- Aim of the exercise -
Please write out the records exactly.

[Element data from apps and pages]

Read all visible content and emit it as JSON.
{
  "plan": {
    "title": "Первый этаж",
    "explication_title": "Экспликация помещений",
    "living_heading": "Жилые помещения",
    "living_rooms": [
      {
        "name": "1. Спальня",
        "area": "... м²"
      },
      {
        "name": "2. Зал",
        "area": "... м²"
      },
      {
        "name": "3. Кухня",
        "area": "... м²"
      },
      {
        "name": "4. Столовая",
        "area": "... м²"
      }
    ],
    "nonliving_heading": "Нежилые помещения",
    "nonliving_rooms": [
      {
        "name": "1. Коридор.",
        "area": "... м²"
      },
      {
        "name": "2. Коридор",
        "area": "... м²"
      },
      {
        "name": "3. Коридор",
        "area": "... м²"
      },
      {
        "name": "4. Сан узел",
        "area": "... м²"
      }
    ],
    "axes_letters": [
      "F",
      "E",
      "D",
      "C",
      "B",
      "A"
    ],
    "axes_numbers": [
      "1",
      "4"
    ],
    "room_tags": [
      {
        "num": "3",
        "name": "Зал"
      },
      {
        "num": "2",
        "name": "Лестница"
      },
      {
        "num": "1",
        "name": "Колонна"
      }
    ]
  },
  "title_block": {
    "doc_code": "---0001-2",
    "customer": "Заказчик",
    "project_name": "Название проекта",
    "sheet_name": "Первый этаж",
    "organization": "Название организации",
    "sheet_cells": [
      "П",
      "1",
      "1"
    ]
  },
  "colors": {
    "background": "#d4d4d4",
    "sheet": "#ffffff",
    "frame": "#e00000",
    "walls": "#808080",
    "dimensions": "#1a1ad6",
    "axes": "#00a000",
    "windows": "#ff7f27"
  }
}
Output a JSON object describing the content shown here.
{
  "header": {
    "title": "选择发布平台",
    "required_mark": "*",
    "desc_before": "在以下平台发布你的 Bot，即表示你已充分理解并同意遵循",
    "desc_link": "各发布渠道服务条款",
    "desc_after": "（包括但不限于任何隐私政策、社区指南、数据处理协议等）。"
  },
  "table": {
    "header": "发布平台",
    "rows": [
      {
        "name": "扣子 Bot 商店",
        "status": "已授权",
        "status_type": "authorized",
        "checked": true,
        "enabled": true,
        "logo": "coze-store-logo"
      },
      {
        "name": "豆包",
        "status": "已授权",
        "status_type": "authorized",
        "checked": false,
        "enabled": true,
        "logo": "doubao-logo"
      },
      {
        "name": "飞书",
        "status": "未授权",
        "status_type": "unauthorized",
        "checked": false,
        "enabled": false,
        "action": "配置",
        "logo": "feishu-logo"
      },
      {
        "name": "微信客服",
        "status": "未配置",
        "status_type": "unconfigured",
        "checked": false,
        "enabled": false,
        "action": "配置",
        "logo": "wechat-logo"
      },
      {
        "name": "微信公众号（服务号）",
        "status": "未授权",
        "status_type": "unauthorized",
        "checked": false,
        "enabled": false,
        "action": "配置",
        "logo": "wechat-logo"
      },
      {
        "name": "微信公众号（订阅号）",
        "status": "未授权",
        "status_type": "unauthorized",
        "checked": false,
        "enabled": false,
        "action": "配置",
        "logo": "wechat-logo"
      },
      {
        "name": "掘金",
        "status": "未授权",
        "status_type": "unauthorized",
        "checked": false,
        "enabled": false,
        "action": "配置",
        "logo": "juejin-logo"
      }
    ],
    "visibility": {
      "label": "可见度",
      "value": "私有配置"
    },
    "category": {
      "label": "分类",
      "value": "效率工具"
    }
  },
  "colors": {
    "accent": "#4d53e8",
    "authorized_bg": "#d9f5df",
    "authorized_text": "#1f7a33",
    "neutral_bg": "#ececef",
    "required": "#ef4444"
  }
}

- Solution for this problem -
Read all visible content and emit it as JSON.
{
  "plan": {
    "title": "Первый этаж",
    "explication_title": "Экспликация помещений",
    "living_heading": "Жилые помещения",
    "living_rooms": [
      {
        "name": "1. Спальня",
        "area": "... м²"
      },
      {
        "name": "2. Зал",
        "area": "... м²"
      },
      {
        "name": "3. Кухня",
        "area": "... м²"
      },
      {
        "name": "4. Столовая",
        "area": "... м²"
      }
    ],
    "nonliving_heading": "Нежилые помещения",
    "nonliving_rooms": [
      {
        "name": "1. Коридор.",
        "area": "... м²"
      },
      {
        "name": "2. Коридор",
        "area": "... м²"
      },
      {
        "name": "3. Коридор",
        "area": "... м²"
      },
      {
        "name": "4. Сан узел",
        "area": "... м²"
      }
    ],
    "axes_letters": [
      "F",
      "E",
      "D",
      "C",
      "B",
      "A"
    ],
    "axes_numbers": [
      "1",
      "4"
    ],
    "room_tags": [
      {
        "num": "3",
        "name": "Зал"
      },
      {
        "num": "2",
        "name": "Лестница"
      },
      {
        "num": "1",
        "name": "Колонна"
      }
    ]
  },
  "title_block": {
    "doc_code": "---0001-2",
    "customer": "Заказчик",
    "project_name": "Название проекта",
    "sheet_name": "Первый этаж",
    "organization": "Название организации",
    "sheet_cells": [
      "П",
      "1",
      "1"
    ]
  },
  "colors": {
    "background": "#d4d4d4",
    "sheet": "#ffffff",
    "frame": "#e00000",
    "walls": "#808080",
    "dimensions": "#1a1ad6",
    "axes": "#00a000",
    "windows": "#ff7f27"
  }
}
Output a JSON object describing the content shown here.
{
  "header": {
    "title": "选择发布平台",
    "required_mark": "*",
    "desc_before": "在以下平台发布你的 Bot，即表示你已充分理解并同意遵循",
    "desc_link": "各发布渠道服务条款",
    "desc_after": "（包括但不限于任何隐私政策、社区指南、数据处理协议等）。"
  },
  "table": {
    "header": "发布平台",
    "rows": [
      {
        "name": "扣子 Bot 商店",
        "status": "已授权",
        "status_type": "authorized",
        "checked": true,
        "enabled": true,
        "logo": "coze-store-logo"
      },
      {
        "name": "豆包",
        "status": "已授权",
        "status_type": "authorized",
        "checked": false,
        "enabled": true,
        "logo": "doubao-logo"
      },
      {
        "name": "飞书",
        "status": "未授权",
        "status_type": "unauthorized",
        "checked": false,
        "enabled": false,
        "action": "配置",
        "logo": "feishu-logo"
      },
      {
        "name": "微信客服",
        "status": "未配置",
        "status_type": "unconfigured",
        "checked": false,
        "enabled": false,
        "action": "配置",
        "logo": "wechat-logo"
      },
      {
        "name": "微信公众号（服务号）",
        "status": "未授权",
        "status_type": "unauthorized",
        "checked": false,
        "enabled": false,
        "action": "配置",
        "logo": "wechat-logo"
      },
      {
        "name": "微信公众号（订阅号）",
        "status": "未授权",
        "status_type": "unauthorized",
        "checked": false,
        "enabled": false,
        "action": "配置",
        "logo": "wechat-logo"
      },
      {
        "name": "掘金",
        "status": "未授权",
        "status_type": "unauthorized",
        "checked": false,
        "enabled": false,
        "action": "配置",
        "logo": "juejin-logo"
      }
    ],
    "visibility": {
      "label": "可见度",
      "value": "私有配置"
    },
    "category": {
      "label": "分类",
      "value": "效率工具"
    }
  },
  "colors": {
    "accent": "#4d53e8",
    "authorized_bg": "#d9f5df",
    "authorized_text": "#1f7a33",
    "neutral_bg": "#ececef",
    "required": "#ef4444"
  }
}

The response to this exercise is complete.